Safety & Handling
2018 Study done on safety issues with containers using super sacks.
Even with the best employee training and the best equipment for storing, moving and unloading powdered chemicals and plastics the process of handling multiple smaller bags such as super sacks will always have one big disadvantage in comparison to handling the same materials in lined containers: The Law of Averages.
Everything that can possibly and reasonably happen can be expressed as a probability. And the probability of an accident occurring when powdered chemicals and plastics are unloaded is not zero. As a result, since the probability of an accident occurring during unloading is greater than zero---if enough containers are unloaded then sooner or later an accident is likely to occur.
The expected number of accidents that might occur during unloading can be expressed as:
- P (probability of an accident during unloading) X N (number of times unloading)
- Using the example of 10 million lbs. (4,536 tons) of product unloaded per year:
- Lined Containers containing 20 metric tons each = N = 227 times unloading per year
- Containers containing 20 1-ton super sacks each = N = 4,536 times unloading per year
Note: Unloading is defined as each container or super sack, regardless of weight, that is unloaded.
Using the above example, unloading the same 10 million lbs. (4,536 tons) per year in super sacks instead of lined containers means the chances of an accident using super sacks is 20 times higher than it has to be if a lined container unloading system can be used in place of super sacks.
Using the remote control included with the container unloader, the entire unloading process can be safely completed by a single operator - thereby minimizing labor costs. For those companies who need to unload their material slowly or at a certain time in the future, full containers can be stored on the container unloader and unloaded when necessary.
But the chances of an accident occurring when unloading super sacks is even higher than just the larger number of containers (as super sacks) being unloaded. Accidents with super sacks can occur due to these and other failures of super sack selection, employee training, loading or unloading performance or unloading equipment suitability:
- Improper filling of super sacks at origin
- Improper use of super sacks not designed to carry hazardous powders
- Overloaded super sacks bursting without notice in the container, in the warehouse or during movement of super sacks
- Improper super sack closures or improper use of closures leading to accidental opening of supersacks in the container, in the warehouse or during movement of super sacks
- Employee fingers getting tangled and injured in super sack closures or handling loops
- Improper training of warehouse handling employees and unloaders
- Improper unloading equipment, including forklifts and bag suspension equipment
- Improper ventilation systems and protective equipment for employees in enclosed areas
- Improper cleaning and sanitation in and around unloading areas
- Super sacks shifting and falling in warehouse storage areas

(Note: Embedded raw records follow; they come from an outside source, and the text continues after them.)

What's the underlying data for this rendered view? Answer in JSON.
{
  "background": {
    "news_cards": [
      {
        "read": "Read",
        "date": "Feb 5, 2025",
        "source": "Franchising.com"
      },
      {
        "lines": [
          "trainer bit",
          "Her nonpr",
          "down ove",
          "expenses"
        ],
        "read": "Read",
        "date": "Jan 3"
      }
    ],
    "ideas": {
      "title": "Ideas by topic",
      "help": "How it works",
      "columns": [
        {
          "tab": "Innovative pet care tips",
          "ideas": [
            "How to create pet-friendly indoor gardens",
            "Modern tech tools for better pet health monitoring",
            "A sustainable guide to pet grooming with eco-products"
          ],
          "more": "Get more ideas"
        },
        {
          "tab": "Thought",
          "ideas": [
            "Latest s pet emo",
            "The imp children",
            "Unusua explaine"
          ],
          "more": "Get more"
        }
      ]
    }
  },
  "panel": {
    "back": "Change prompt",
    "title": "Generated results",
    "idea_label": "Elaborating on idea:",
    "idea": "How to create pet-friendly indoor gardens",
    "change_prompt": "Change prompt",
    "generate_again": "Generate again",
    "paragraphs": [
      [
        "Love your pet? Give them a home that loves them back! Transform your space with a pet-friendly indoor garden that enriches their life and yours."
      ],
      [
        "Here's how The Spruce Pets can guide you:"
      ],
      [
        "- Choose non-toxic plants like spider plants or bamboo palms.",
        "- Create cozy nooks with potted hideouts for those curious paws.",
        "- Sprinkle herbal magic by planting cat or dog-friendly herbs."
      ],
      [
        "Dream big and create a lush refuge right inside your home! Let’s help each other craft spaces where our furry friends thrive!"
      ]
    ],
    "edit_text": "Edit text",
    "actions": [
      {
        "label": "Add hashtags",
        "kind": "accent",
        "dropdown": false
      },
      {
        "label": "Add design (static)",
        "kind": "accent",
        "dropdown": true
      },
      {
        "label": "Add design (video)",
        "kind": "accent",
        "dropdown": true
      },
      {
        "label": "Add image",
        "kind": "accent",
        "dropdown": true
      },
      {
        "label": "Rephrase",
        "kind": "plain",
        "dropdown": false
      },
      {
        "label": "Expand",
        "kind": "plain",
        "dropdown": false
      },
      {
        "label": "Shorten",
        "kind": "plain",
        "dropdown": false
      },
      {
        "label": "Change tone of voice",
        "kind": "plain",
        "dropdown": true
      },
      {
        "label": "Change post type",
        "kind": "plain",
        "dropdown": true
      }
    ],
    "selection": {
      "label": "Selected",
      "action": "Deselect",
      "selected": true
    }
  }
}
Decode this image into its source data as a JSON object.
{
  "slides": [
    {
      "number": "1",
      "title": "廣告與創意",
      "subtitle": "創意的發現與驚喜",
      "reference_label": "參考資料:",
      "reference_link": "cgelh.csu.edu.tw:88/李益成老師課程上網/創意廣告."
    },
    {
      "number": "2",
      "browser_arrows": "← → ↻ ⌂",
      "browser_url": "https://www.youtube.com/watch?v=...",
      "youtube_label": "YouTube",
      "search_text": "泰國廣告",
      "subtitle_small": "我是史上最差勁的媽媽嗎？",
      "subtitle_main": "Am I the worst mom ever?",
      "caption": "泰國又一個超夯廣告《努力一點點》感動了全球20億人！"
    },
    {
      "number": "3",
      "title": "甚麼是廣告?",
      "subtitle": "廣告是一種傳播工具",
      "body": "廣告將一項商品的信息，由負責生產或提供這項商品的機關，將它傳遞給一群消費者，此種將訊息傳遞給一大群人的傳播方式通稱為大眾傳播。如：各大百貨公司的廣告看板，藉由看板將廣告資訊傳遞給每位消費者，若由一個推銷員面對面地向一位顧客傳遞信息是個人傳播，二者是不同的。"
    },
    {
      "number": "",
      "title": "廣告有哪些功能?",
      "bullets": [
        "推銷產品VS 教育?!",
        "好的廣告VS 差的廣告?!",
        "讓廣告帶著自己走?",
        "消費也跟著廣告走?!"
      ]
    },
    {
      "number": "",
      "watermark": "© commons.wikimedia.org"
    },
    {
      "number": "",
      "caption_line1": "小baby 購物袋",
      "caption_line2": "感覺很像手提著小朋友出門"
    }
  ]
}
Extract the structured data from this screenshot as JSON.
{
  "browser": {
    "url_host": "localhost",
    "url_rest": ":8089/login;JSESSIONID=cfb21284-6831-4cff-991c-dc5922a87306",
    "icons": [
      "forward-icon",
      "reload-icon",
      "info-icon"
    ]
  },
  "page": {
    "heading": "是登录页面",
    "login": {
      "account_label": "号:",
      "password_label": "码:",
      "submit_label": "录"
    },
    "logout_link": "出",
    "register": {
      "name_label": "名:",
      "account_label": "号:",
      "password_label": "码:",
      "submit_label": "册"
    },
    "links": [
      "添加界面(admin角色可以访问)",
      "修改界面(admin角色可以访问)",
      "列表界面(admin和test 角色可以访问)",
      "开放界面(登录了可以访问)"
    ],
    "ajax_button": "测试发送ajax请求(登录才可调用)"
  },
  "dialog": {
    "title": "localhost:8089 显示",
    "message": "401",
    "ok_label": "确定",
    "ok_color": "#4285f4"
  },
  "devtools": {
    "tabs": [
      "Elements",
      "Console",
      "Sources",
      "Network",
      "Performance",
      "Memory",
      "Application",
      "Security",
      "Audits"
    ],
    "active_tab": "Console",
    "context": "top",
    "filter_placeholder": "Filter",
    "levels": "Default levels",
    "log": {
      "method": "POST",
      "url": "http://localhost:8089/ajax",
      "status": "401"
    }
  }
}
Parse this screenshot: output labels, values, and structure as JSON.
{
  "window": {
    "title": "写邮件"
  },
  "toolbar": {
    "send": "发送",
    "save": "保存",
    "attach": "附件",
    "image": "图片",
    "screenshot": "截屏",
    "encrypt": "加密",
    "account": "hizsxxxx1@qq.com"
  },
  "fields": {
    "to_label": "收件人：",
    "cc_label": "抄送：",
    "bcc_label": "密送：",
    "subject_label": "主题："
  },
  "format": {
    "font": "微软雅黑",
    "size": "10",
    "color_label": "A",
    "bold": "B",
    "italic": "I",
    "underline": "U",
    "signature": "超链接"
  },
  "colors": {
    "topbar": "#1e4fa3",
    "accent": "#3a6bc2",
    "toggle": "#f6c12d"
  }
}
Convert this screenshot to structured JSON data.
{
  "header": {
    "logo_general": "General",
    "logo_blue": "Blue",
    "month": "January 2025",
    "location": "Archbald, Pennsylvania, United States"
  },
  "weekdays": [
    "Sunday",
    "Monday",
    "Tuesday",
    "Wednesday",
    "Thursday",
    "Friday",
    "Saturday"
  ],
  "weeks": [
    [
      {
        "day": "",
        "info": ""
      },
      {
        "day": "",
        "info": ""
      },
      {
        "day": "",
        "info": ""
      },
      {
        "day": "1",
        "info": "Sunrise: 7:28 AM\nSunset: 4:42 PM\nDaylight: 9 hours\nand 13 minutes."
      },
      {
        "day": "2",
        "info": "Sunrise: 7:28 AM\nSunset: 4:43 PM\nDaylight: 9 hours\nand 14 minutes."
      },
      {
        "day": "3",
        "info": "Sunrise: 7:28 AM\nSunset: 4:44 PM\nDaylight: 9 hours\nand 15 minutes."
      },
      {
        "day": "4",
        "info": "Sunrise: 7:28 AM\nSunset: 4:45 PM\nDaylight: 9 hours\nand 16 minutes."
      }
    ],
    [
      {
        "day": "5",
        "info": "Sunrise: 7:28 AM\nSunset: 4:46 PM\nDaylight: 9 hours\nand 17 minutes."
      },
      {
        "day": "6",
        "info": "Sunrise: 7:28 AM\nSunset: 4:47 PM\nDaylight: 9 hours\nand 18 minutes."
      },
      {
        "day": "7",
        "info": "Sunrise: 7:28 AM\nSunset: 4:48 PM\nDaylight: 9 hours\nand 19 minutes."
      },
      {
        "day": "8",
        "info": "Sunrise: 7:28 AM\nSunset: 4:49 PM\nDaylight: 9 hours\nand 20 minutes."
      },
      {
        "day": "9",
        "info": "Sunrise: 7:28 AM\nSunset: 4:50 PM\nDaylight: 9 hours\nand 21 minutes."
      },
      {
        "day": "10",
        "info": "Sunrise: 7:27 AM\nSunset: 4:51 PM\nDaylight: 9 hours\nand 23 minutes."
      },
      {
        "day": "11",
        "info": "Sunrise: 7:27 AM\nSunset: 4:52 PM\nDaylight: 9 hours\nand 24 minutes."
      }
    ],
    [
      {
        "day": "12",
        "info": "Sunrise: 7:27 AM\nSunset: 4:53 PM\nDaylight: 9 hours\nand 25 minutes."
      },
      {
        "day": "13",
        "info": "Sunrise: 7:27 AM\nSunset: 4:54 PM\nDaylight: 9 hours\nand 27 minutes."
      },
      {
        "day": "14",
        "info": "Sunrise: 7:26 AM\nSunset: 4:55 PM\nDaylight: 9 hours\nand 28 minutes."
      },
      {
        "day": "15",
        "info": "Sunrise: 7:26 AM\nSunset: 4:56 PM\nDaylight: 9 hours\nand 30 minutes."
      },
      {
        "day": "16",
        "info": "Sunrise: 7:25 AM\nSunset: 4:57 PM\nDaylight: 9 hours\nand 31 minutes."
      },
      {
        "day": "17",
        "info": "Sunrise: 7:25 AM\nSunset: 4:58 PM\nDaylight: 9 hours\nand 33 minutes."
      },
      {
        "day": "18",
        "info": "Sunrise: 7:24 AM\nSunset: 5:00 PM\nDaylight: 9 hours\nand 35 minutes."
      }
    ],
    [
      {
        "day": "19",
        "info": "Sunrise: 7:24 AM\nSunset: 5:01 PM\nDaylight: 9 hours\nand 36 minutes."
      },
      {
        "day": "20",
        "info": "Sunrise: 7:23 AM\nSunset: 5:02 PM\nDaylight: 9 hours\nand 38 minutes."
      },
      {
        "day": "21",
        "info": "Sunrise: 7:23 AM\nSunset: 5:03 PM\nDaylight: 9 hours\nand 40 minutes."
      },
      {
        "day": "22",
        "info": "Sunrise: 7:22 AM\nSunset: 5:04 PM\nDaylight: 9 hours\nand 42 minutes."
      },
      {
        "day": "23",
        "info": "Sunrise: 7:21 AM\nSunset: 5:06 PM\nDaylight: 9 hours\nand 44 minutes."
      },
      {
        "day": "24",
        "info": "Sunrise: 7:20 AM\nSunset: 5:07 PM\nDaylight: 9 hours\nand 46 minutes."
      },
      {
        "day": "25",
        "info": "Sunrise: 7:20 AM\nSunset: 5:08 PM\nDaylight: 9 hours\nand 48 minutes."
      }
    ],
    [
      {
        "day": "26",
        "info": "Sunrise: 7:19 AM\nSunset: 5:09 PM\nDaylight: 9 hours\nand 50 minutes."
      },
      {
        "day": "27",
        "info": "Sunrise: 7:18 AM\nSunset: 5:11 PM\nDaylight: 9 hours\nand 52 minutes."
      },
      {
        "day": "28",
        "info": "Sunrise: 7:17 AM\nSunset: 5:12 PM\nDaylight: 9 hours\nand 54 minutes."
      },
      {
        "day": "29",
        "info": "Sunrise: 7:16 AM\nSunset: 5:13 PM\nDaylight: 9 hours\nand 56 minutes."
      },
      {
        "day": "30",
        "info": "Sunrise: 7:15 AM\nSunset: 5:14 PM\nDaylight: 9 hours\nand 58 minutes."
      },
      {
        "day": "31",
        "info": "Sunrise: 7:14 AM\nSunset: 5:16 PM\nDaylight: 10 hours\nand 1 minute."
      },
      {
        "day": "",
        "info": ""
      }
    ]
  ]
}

- Employee falls or strains while reaching for or re-arranging stacked super sacksSuper sacks tearing or bursting in the container or in the warehouse
Unloading of a lined container is safer because there are fewer places where things can go wrong:
- Lined containers eliminate the dangers of stacked super sacks in the warehouse falling, shifting or breaking
- There are fewer types of employees to train (unloaders only instead of unloaders and warehouse personnel)
- Unloading is quicker, which reduces the chances of employee inattention causing accidents.
The American International Inc. system is specifically designed for unloading lined containers, while forklift tines and unloading systems for super sacks often have to be modified from standard designs in order to perform safely.
The Costs of Unloading Accidents
- The highest responsibility of any company is to make sure that its employees have a safe work environment. No one wants to see an employee injured or worse. But there are also other practical cost considerations:
- In the United States employee injuries reduce productivity due to lost-time accidents
- U.S. employers’ worker’s compensation insurance rates increase with the number of accidents at a company
- And the federal agency responsible for worker safety in the U.S., OSHA (the Occupational Safety and Health Administration,) can cause unsafe companies to pay financial penalties or even refer them to the courts for criminal prosecution in cases of accidents or death that they consider to be the result of gross negligence
Though workplace safety and insurance regulations vary from country to country, most countries have safety regulators that can financially penalize unsafe companies or refer unsafe companies, responsible employees or owners to the courts for criminal prosecution.